On Slate, Oremus adds that “the 820-foot, 13-deck Crystal Serenity will be, by far, the largest” of the ships to that have navigated the Passage to date. “On board will be a rarefied set of passengers, each of whom paid between $22,000 and $120,000 for the privilege—plus $50,000 in required ‘emergency evacuation’ insurance, according to National Geographic. At their disposal will be a crew of 600, a spa, a fitness centre, a hair salon, multiple swimming pools, six restaurants, a movie theatre, a casino, a driving range, and a complimentary ‘get out of hell free’ card.
“Just kidding about that last one.”
NPR reports that “until about a decade ago, the Northwest Passage could be reliably navigated only by ships with icebreaking capabilities—even in the summer. But a warming Arctic has meant increasingly ice-free summers.” While the Crystal Serenity has not yet encountered any hazards, it’s accompanied by an icebreaker and two helicopters, just in case—and observers are concerned about response capability if the vessel got in trouble.
“A crash would not only strain the resources of the Canadian and U.S. governments,” Oremus notes. “It could lead to a fuel spill that devastates local wildlife.”
And even without a crash, cruise ships “can still befoul the world around them,” he continues. “In addition to their exorbitant per capita carbon emissions, commercial cruise ship dump a billion gallons of sewage into the sea each year. And Arctic cruise passengers have a reputation for harassing polar bears who are already vulnerable to extinction due to—you guessed it—climate change.”
“There’s absolutely no capacity to respond to accidents,” said shipping specialist Elena Agarkova at World Wildlife Fund, who also questioned whether the Arctic is ready for the ship.
“The main reason why this ship is able to go up to the Northwest Passage is climate change—the melting of the Arctic ice, which is threatening the very wildlife that this cruise ship is promising to its passengers.”
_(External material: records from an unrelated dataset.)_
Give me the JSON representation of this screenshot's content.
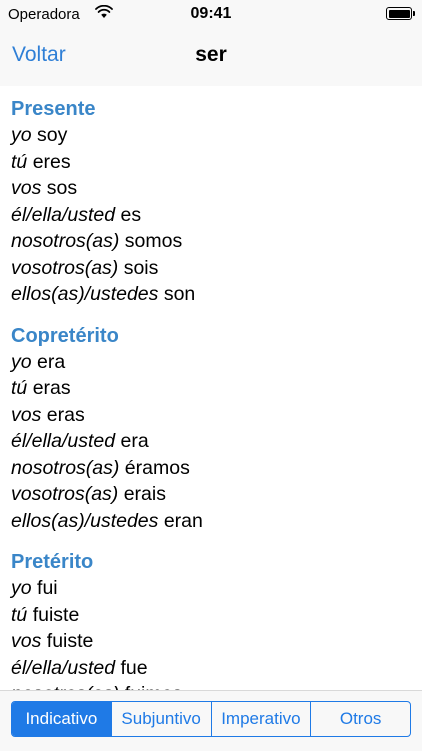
{
  "status_bar": {
    "carrier": "Operadora",
    "time": "09:41"
  },
  "nav": {
    "back_label": "Voltar",
    "title": "ser"
  },
  "sections": [
    {
      "title": "Presente",
      "forms": [
        {
          "pronoun": "yo",
          "verb": "soy"
        },
        {
          "pronoun": "tú",
          "verb": "eres"
        },
        {
          "pronoun": "vos",
          "verb": "sos"
        },
        {
          "pronoun": "él/ella/usted",
          "verb": "es"
        },
        {
          "pronoun": "nosotros(as)",
          "verb": "somos"
        },
        {
          "pronoun": "vosotros(as)",
          "verb": "sois"
        },
        {
          "pronoun": "ellos(as)/ustedes",
          "verb": "son"
        }
      ]
    },
    {
      "title": "Copretérito",
      "forms": [
        {
          "pronoun": "yo",
          "verb": "era"
        },
        {
          "pronoun": "tú",
          "verb": "eras"
        },
        {
          "pronoun": "vos",
          "verb": "eras"
        },
        {
          "pronoun": "él/ella/usted",
          "verb": "era"
        },
        {
          "pronoun": "nosotros(as)",
          "verb": "éramos"
        },
        {
          "pronoun": "vosotros(as)",
          "verb": "erais"
        },
        {
          "pronoun": "ellos(as)/ustedes",
          "verb": "eran"
        }
      ]
    },
    {
      "title": "Pretérito",
      "forms": [
        {
          "pronoun": "yo",
          "verb": "fui"
        },
        {
          "pronoun": "tú",
          "verb": "fuiste"
        },
        {
          "pronoun": "vos",
          "verb": "fuiste"
        },
        {
          "pronoun": "él/ella/usted",
          "verb": "fue"
        },
        {
          "pronoun": "nosotros(as)",
          "verb": "fuimos"
        }
      ]
    }
  ],
  "tabs": [
    {
      "label": "Indicativo",
      "active": true
    },
    {
      "label": "Subjuntivo",
      "active": false
    },
    {
      "label": "Imperativo",
      "active": false
    },
    {
      "label": "Otros",
      "active": false
    }
  ]
}
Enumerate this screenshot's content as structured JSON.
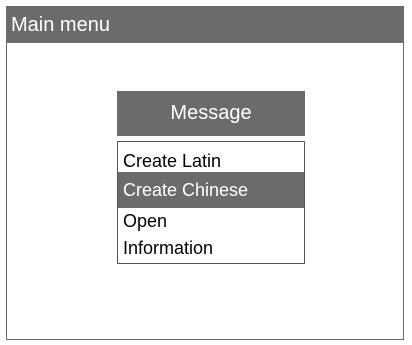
{
  "window": {
    "title": "Main menu"
  },
  "dialog": {
    "title": "Message"
  },
  "menu": {
    "items": [
      {
        "label": "Create Latin",
        "selected": false
      },
      {
        "label": "Create Chinese",
        "selected": true
      },
      {
        "label": "Open",
        "selected": false
      },
      {
        "label": "Information",
        "selected": false
      }
    ]
  },
  "colors": {
    "bar": "#6b6b6b",
    "bar_text": "#ffffff",
    "background": "#ffffff",
    "text": "#000000"
  }
}
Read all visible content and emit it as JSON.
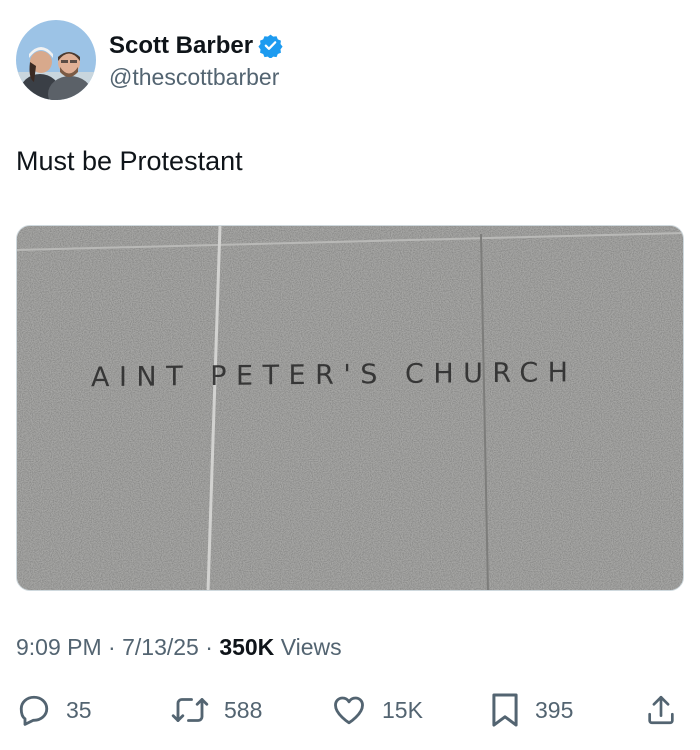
{
  "user": {
    "display_name": "Scott Barber",
    "handle": "@thescottbarber",
    "verified": true,
    "verified_color": "#1d9bf0"
  },
  "tweet": {
    "text": "Must be Protestant"
  },
  "photo": {
    "sign_text": "AINT PETER'S CHURCH"
  },
  "meta": {
    "time": "9:09 PM",
    "separator": "·",
    "date": "7/13/25",
    "views_count": "350K",
    "views_label": "Views"
  },
  "actions": {
    "replies": "35",
    "reposts": "588",
    "likes": "15K",
    "bookmarks": "395"
  },
  "icons": {
    "reply": "reply-icon",
    "repost": "repost-icon",
    "like": "heart-icon",
    "bookmark": "bookmark-icon",
    "share": "share-icon"
  },
  "colors": {
    "text": "#0f1419",
    "secondary": "#536471",
    "accent": "#1d9bf0"
  }
}
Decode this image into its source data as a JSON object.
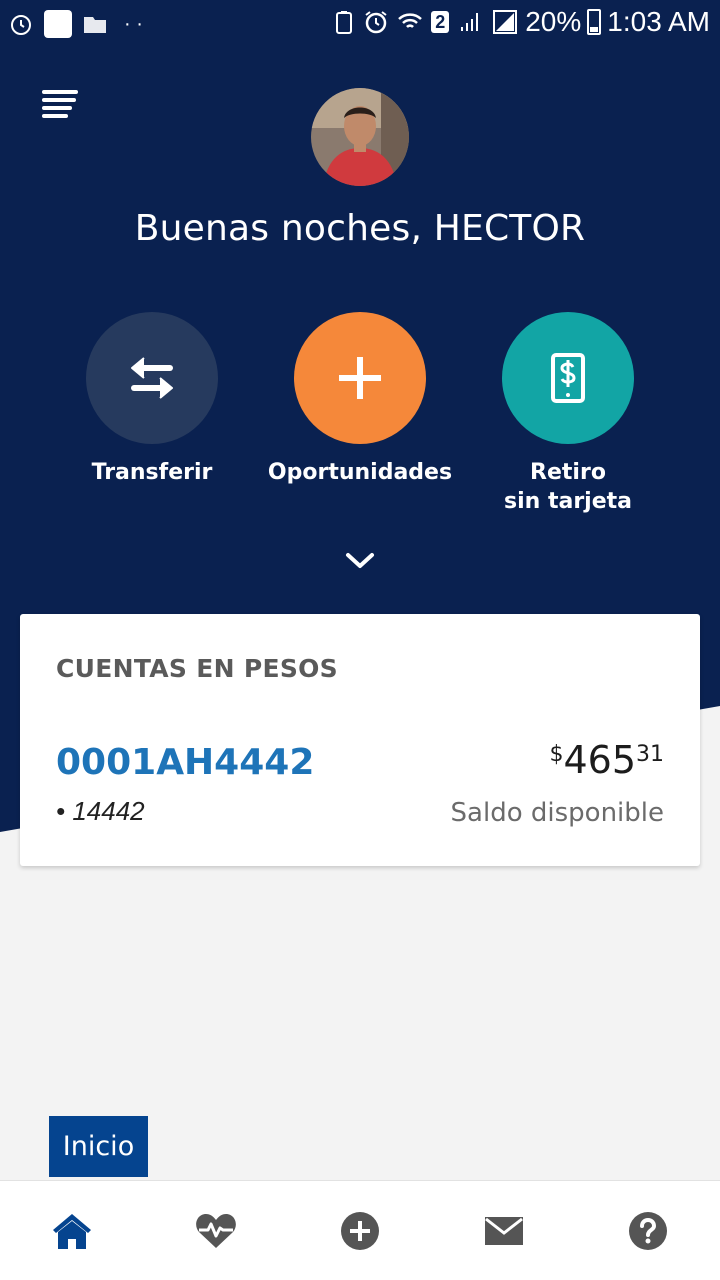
{
  "status_bar": {
    "network_badge": "2",
    "battery": "20%",
    "time": "1:03 AM"
  },
  "header": {
    "greeting": "Buenas noches, HECTOR"
  },
  "actions": [
    {
      "label_line1": "Transferir",
      "label_line2": "",
      "icon": "transfer-arrows-icon",
      "color": "#263a5e"
    },
    {
      "label_line1": "Oportunidades",
      "label_line2": "",
      "icon": "plus-icon",
      "color": "#f5883a"
    },
    {
      "label_line1": "Retiro",
      "label_line2": "sin tarjeta",
      "icon": "phone-dollar-icon",
      "color": "#12a5a5"
    }
  ],
  "accounts": {
    "title": "CUENTAS EN PESOS",
    "items": [
      {
        "id": "0001AH4442",
        "number": "• 14442",
        "currency_symbol": "$",
        "amount_int": "465",
        "amount_dec": "31",
        "balance_label": "Saldo disponible"
      }
    ]
  },
  "tooltip": {
    "label": "Inicio"
  },
  "bottom_nav": {
    "items": [
      "home-icon",
      "heartbeat-icon",
      "add-circle-icon",
      "mail-icon",
      "help-icon"
    ],
    "active_color": "#05448f",
    "inactive_color": "#555555"
  },
  "colors": {
    "header_bg": "#0a2150",
    "accent_blue": "#1e74b8",
    "orange": "#f5883a",
    "teal": "#12a5a5"
  }
}
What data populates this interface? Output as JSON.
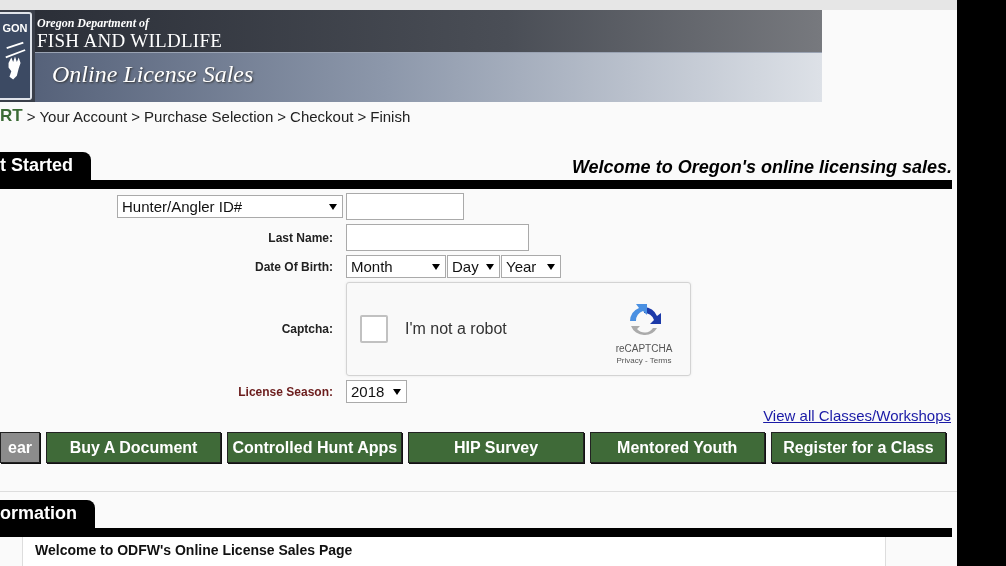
{
  "banner": {
    "logo_text": "GON",
    "agency_line": "Oregon Department of",
    "agency_name": "FISH AND WILDLIFE",
    "title": "Online License Sales"
  },
  "breadcrumb": {
    "separator": ">",
    "steps": [
      {
        "label": "RT",
        "selected": true
      },
      {
        "label": "Your Account",
        "selected": false
      },
      {
        "label": "Purchase Selection",
        "selected": false
      },
      {
        "label": "Checkout",
        "selected": false
      },
      {
        "label": "Finish",
        "selected": false
      }
    ]
  },
  "start_section": {
    "tab": "t Started",
    "welcome": "Welcome to Oregon's online licensing sales."
  },
  "form": {
    "rows": [
      {
        "kind": "id_select",
        "select": "Hunter/Angler ID#"
      },
      {
        "kind": "text",
        "label": "Last Name:",
        "highlighted": false
      },
      {
        "kind": "date",
        "label": "Date Of Birth:",
        "highlighted": false,
        "selects": [
          "Month",
          "Day",
          "Year"
        ]
      },
      {
        "kind": "captcha",
        "label": "Captcha:",
        "highlighted": false,
        "checkbox_label": "I'm not a robot",
        "checked": false,
        "brand": "reCAPTCHA",
        "links": "Privacy - Terms"
      },
      {
        "kind": "select",
        "label": "License Season:",
        "highlighted": true,
        "value": "2018"
      }
    ]
  },
  "classes_link": "View all Classes/Workshops",
  "buttons": [
    {
      "label": "ear",
      "disabled": true
    },
    {
      "label": "Buy A Document",
      "disabled": false
    },
    {
      "label": "Controlled Hunt Apps",
      "disabled": false
    },
    {
      "label": "HIP Survey",
      "disabled": false
    },
    {
      "label": "Mentored Youth",
      "disabled": false
    },
    {
      "label": "Register for a Class",
      "disabled": false
    }
  ],
  "info_section": {
    "tab": "ormation",
    "box_title": "Welcome to ODFW's Online License Sales Page"
  }
}
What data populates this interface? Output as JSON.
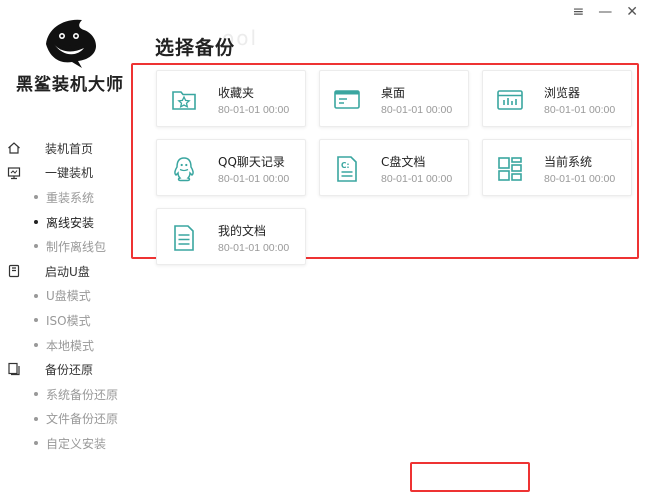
{
  "app": {
    "logo_text": "黑鲨装机大师",
    "watermark": "ool"
  },
  "window_controls": {
    "menu": "≡",
    "minimize": "—",
    "close": "✕"
  },
  "sidebar": {
    "groups": [
      {
        "label": "装机首页",
        "icon": "home-icon",
        "items": []
      },
      {
        "label": "一键装机",
        "icon": "monitor-icon",
        "items": [
          "重装系统",
          "离线安装",
          "制作离线包"
        ]
      },
      {
        "label": "启动U盘",
        "icon": "usb-drive-icon",
        "items": [
          "U盘模式",
          "ISO模式",
          "本地模式"
        ]
      },
      {
        "label": "备份还原",
        "icon": "backup-icon",
        "items": [
          "系统备份还原",
          "文件备份还原",
          "自定义安装"
        ]
      }
    ],
    "active_item": "离线安装"
  },
  "main": {
    "title": "选择备份",
    "cards": [
      {
        "name": "收藏夹",
        "date": "80-01-01 00:00",
        "icon": "favorites-folder-icon"
      },
      {
        "name": "桌面",
        "date": "80-01-01 00:00",
        "icon": "desktop-icon"
      },
      {
        "name": "浏览器",
        "date": "80-01-01 00:00",
        "icon": "browser-icon"
      },
      {
        "name": "QQ聊天记录",
        "date": "80-01-01 00:00",
        "icon": "qq-penguin-icon"
      },
      {
        "name": "C盘文档",
        "date": "80-01-01 00:00",
        "icon": "c-drive-document-icon"
      },
      {
        "name": "当前系统",
        "date": "80-01-01 00:00",
        "icon": "current-system-icon"
      },
      {
        "name": "我的文档",
        "date": "80-01-01 00:00",
        "icon": "document-icon"
      }
    ]
  },
  "colors": {
    "accent_teal": "#3aa6a0",
    "highlight_red": "#e33333",
    "active_bg": "#ececec"
  }
}
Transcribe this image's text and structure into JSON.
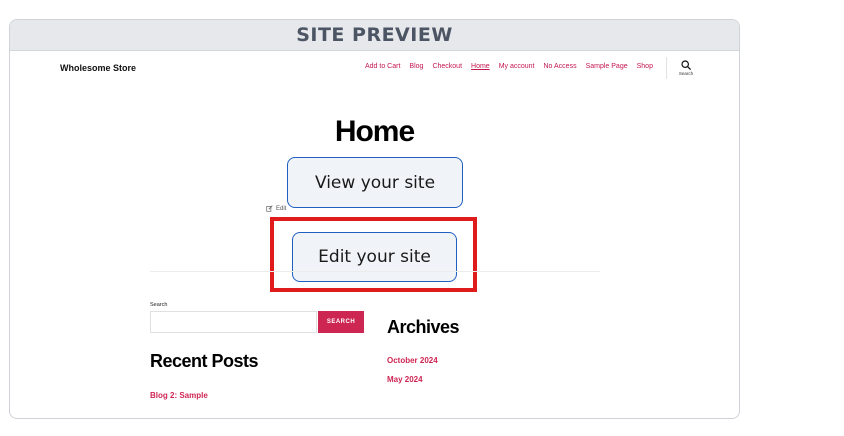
{
  "preview": {
    "title": "SITE PREVIEW"
  },
  "site": {
    "brand": "Wholesome Store",
    "nav": [
      {
        "label": "Add to Cart"
      },
      {
        "label": "Blog"
      },
      {
        "label": "Checkout"
      },
      {
        "label": "Home",
        "current": true
      },
      {
        "label": "My account"
      },
      {
        "label": "No Access"
      },
      {
        "label": "Sample Page"
      },
      {
        "label": "Shop"
      }
    ],
    "search_toggle_label": "Search",
    "page_title": "Home",
    "view_button": "View your site",
    "edit_button": "Edit your site",
    "edit_link": "Edit",
    "search_widget": {
      "label": "Search",
      "input_value": "",
      "button": "SEARCH"
    },
    "recent_posts": {
      "title": "Recent Posts",
      "items": [
        "Blog 2: Sample"
      ]
    },
    "archives": {
      "title": "Archives",
      "items": [
        "October 2024",
        "May 2024"
      ]
    }
  },
  "colors": {
    "accent": "#cd2653",
    "highlight": "#e01b1b",
    "button_border": "#1f5fbf"
  },
  "icons": {
    "search_toggle": "search-icon",
    "edit_link": "edit-pencil-icon"
  }
}
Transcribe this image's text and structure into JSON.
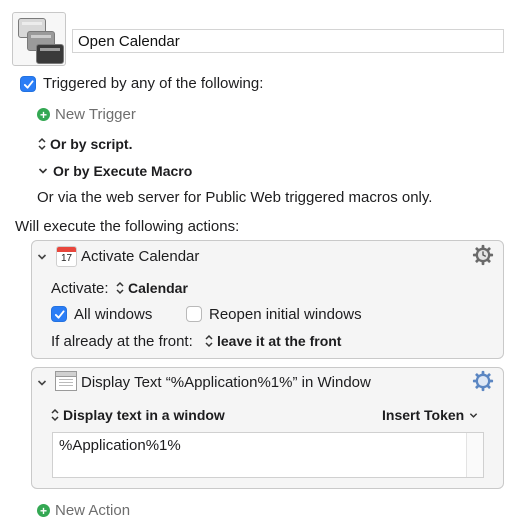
{
  "macro": {
    "name": "Open Calendar"
  },
  "triggers": {
    "header": "Triggered by any of the following:",
    "new_trigger": "New Trigger",
    "by_script": "Or by script.",
    "by_execute_macro": "Or by Execute Macro",
    "web_server_note": "Or via the web server for Public Web triggered macros only."
  },
  "actions": {
    "header": "Will execute the following actions:",
    "activate": {
      "title": "Activate Calendar",
      "activate_label": "Activate:",
      "app_value": "Calendar",
      "all_windows": "All windows",
      "reopen_windows": "Reopen initial windows",
      "front_label": "If already at the front:",
      "front_value": "leave it at the front"
    },
    "display": {
      "title": "Display Text “%Application%1%” in Window",
      "mode": "Display text in a window",
      "insert_token": "Insert Token",
      "text": "%Application%1%"
    },
    "new_action": "New Action"
  },
  "colors": {
    "accent": "#2a7df6",
    "plus_green": "#34a853"
  }
}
That contradiction was captured well in comments from one excited passenger, Moira Somers of Victoria, B.C. “One kind of feels—I won’t say guilty, but you’re taking advantage of what is happening,” she told NPR. But “my big dream is to see a polar bear.”